Britain is finally to award medals to Second World War veterans of the Arctic Convoy missions, David Cameron announced today.The government had previously refused to provide recognition of the sailors' bravery in keeping supply lines open to the Eastern Front, because the conflict was too long ago. Now today, acknowledging that the issue of medals had 'gone on for a very long time', The Prime Minister told MPs a review had concluded that the men would now 'get the recognition they so richly deserve'. But the leading campaigner for that recognition has told how scores of veterans of the Arctic Convoy have missed out because they 'died waiting' for Mr Cameron to act.


Removing Ice from a Russian Convoy ship

Commander Eddie Grenfell said today's hard-fought victory was tainted because so many shipmates had been denied due to politicians 'who have never heard a shot in their lives'.
Mr Cameron told the Commons he had accepted an expert review's recommendation that an Arctic Star medal should finally be minted - 67 years after the end of the Second World War. He said: 'On this issue of medals that has gone on for a very long time, I'm delighted to be able to tell the House that we have reached a resolution. More details will come from the MoD in the new year, including how vetearns can apply. There will be an Arctic Convoy Star medal. 'I am very pleased that some of the brave men of the Arctic Convoy will get the recognition they so richly deserve for the brave work they did.'

But 92-year-old Cmdr Grenfell, from Portsmouth, said he should have acted more quickly to implement a change that had been promised to him by a succession of Conservative leaders in opposition. 'We are pleased but not delighted,' he said.


Removing Ice from a Russian Convoy ship and Aircraft Carrier 

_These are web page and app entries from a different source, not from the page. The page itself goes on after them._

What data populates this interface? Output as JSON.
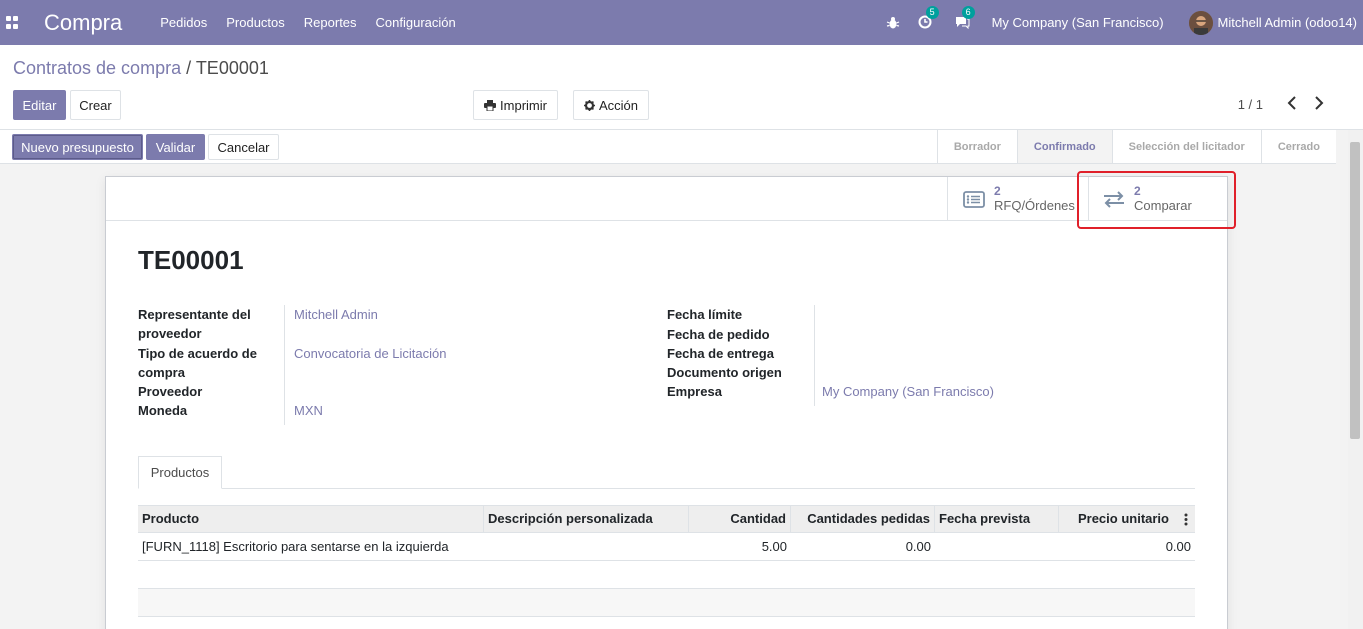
{
  "navbar": {
    "app_name": "Compra",
    "menu": [
      "Pedidos",
      "Productos",
      "Reportes",
      "Configuración"
    ],
    "activity_count": "5",
    "messages_count": "6",
    "company": "My Company (San Francisco)",
    "user": "Mitchell Admin (odoo14)"
  },
  "breadcrumb": {
    "parent": "Contratos de compra",
    "separator": "/",
    "current": "TE00001"
  },
  "toolbar": {
    "edit": "Editar",
    "create": "Crear",
    "print": "Imprimir",
    "action": "Acción",
    "pager": "1 / 1"
  },
  "statusbar": {
    "new_quote": "Nuevo presupuesto",
    "validate": "Validar",
    "cancel": "Cancelar",
    "stages": [
      "Borrador",
      "Confirmado",
      "Selección del licitador",
      "Cerrado"
    ],
    "active_stage": "Confirmado"
  },
  "smart_buttons": {
    "rfq": {
      "count": "2",
      "label": "RFQ/Órdenes"
    },
    "compare": {
      "count": "2",
      "label": "Comparar"
    }
  },
  "record": {
    "name": "TE00001",
    "left_fields": [
      {
        "label": "Representante del",
        "label2": "proveedor",
        "value": "Mitchell Admin"
      },
      {
        "label": "Tipo de acuerdo de",
        "label2": "compra",
        "value": "Convocatoria de Licitación"
      },
      {
        "label": "Proveedor",
        "value": ""
      },
      {
        "label": "Moneda",
        "value": "MXN"
      }
    ],
    "right_fields": [
      {
        "label": "Fecha límite",
        "value": ""
      },
      {
        "label": "Fecha de pedido",
        "value": ""
      },
      {
        "label": "Fecha de entrega",
        "value": ""
      },
      {
        "label": "Documento origen",
        "value": ""
      },
      {
        "label": "Empresa",
        "value": "My Company (San Francisco)"
      }
    ]
  },
  "tabs": {
    "products": "Productos"
  },
  "table": {
    "headers": [
      "Producto",
      "Descripción personalizada",
      "Cantidad",
      "Cantidades pedidas",
      "Fecha prevista",
      "Precio unitario"
    ],
    "rows": [
      {
        "product": "[FURN_1118] Escritorio para sentarse en la izquierda",
        "description": "",
        "qty": "5.00",
        "ordered": "0.00",
        "date": "",
        "price": "0.00"
      }
    ]
  }
}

 GMA: Grumman Martlet (Wildcat) fighter aircraft

'As soon as David Cameron came to power I reminded him of the promise - only now has he got around to doing it. In the meantime God knows how many of my Arctic Convoy chums have died waiting. 'All because we were waiting for these bloody politicians who have never heard a shot in their lives to make up their minds.'
In May the PM launched a study, led by former diplomat Sir John Holmes, into the rules on military decorations.
More than 66,000 British sailors and merchant seamen braved sub-zero temperatures and ran the gauntlet of German warplanes and U-boats to keep the Soviet Union supplied on the Eastern Front.
Winston Churchill once described them as having made 'the worst journey in the world'.
Only around 200 veterans are still alive today - a fifth of the number a decade ago. Many wanted a medal as their 'dying wish'. Mr Cameron came under intense pressure to agree to a British medal, after Russia awarded commemorative medals to acknowledge its gratitude to the surviving sailors, more than 3,000 of whose comrades were killed. Lieutenant Commander Dick Dykes, 92, from of Whitchurch, Hampshire, served in HMS Honeysuckle during the daring missions. He said: 'Itís first class news. Itís the perfect Christmas present after all these years of waiting.

.......and finally.....




The end of a 67 year saga!